• **WORK TASK**
Give the data below again exactly as written, without its pictures.

==== INFORMATION GIVEN ====

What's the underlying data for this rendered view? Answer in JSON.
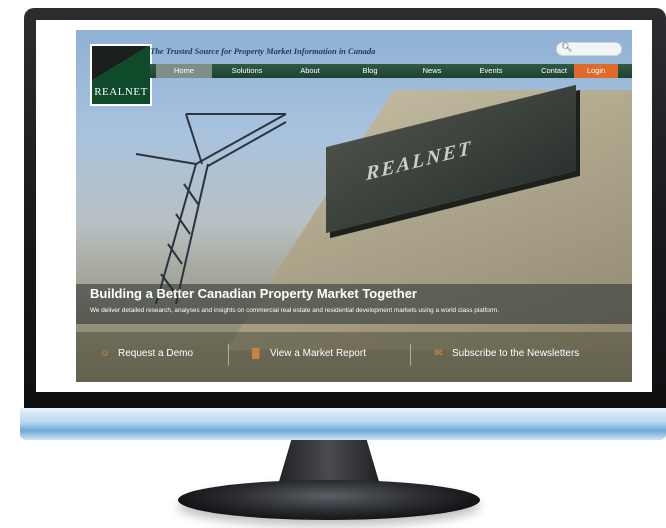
{
  "site": {
    "logo_text": "REALNET",
    "tagline": "The Trusted Source for Property Market Information in Canada",
    "nav": {
      "home": "Home",
      "solutions": "Solutions",
      "about": "About",
      "blog": "Blog",
      "news": "News",
      "events": "Events",
      "contact": "Contact",
      "login": "Login"
    },
    "search_icon": "search-icon",
    "building_sign": "REALNET",
    "hero": {
      "title": "Building a Better Canadian Property Market Together",
      "subtitle": "We deliver detailed research, analyses and insights on commercial real estate and residential development markets using a world class platform."
    },
    "cta": {
      "demo": "Request a Demo",
      "report": "View a Market Report",
      "newsletter": "Subscribe to the Newsletters"
    },
    "colors": {
      "nav_green": "#2f5a46",
      "login_orange": "#e06a2c",
      "logo_green": "#0f4a2b"
    }
  }
}
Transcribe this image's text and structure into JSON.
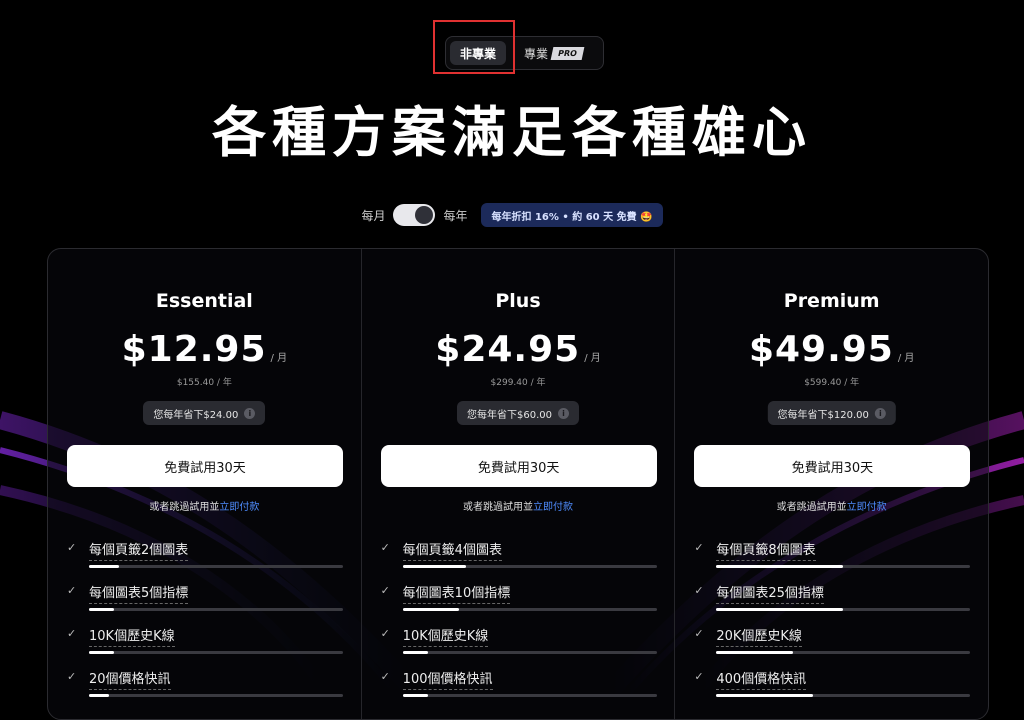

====

• **SOLUTION FOR THIS PROBLEM**
What's the underlying data for this rendered view? Answer in JSON.
{
  "site": {
    "logo_text": "REALNET",
    "tagline": "The Trusted Source for Property Market Information in Canada",
    "nav": {
      "home": "Home",
      "solutions": "Solutions",
      "about": "About",
      "blog": "Blog",
      "news": "News",
      "events": "Events",
      "contact": "Contact",
      "login": "Login"
    },
    "search_icon": "search-icon",
    "building_sign": "REALNET",
    "hero": {
      "title": "Building a Better Canadian Property Market Together",
      "subtitle": "We deliver detailed research, analyses and insights on commercial real estate and residential development markets using a world class platform."
    },
    "cta": {
      "demo": "Request a Demo",
      "report": "View a Market Report",
      "newsletter": "Subscribe to the Newsletters"
    },
    "colors": {
      "nav_green": "#2f5a46",
      "login_orange": "#e06a2c",
      "logo_green": "#0f4a2b"
    }
  }
}
Transcribe this image's text and structure into JSON.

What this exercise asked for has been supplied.